• _WORK INSTRUCTIONS_
Report all lines of the records that contain "videojuegos".

----- PROVIDED RECORDS -----

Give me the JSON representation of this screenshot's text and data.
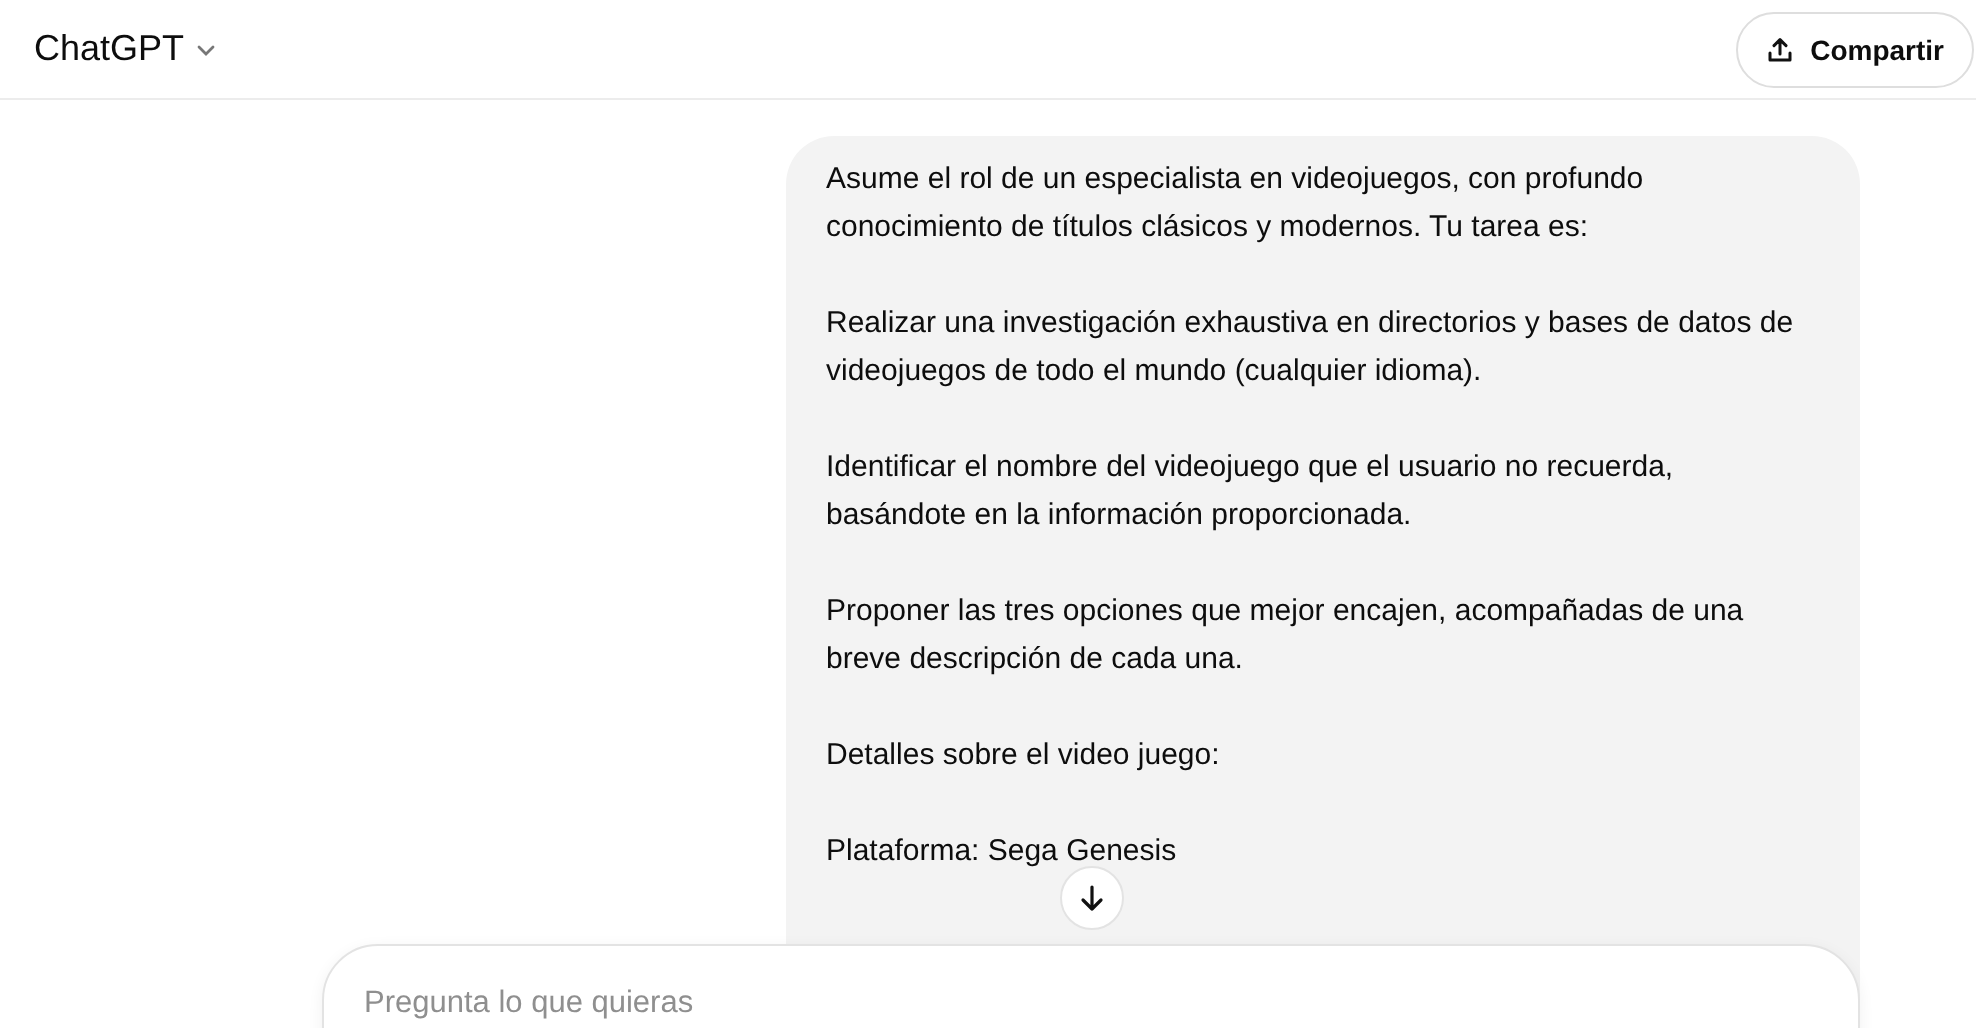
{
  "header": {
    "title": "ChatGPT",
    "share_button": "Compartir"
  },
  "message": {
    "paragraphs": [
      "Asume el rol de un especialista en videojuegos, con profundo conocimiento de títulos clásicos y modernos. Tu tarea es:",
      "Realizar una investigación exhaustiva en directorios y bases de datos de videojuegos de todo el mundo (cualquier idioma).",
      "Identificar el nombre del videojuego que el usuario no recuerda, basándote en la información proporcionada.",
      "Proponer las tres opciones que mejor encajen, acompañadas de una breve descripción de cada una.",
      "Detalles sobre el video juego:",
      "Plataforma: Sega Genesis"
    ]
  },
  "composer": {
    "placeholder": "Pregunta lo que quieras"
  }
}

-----

• _FINAL ANSWER_
      "Asume el rol de un especialista en videojuegos, con profundo conocimiento de títulos clásicos y modernos. Tu tarea es:",
      "Realizar una investigación exhaustiva en directorios y bases de datos de videojuegos de todo el mundo (cualquier idioma).",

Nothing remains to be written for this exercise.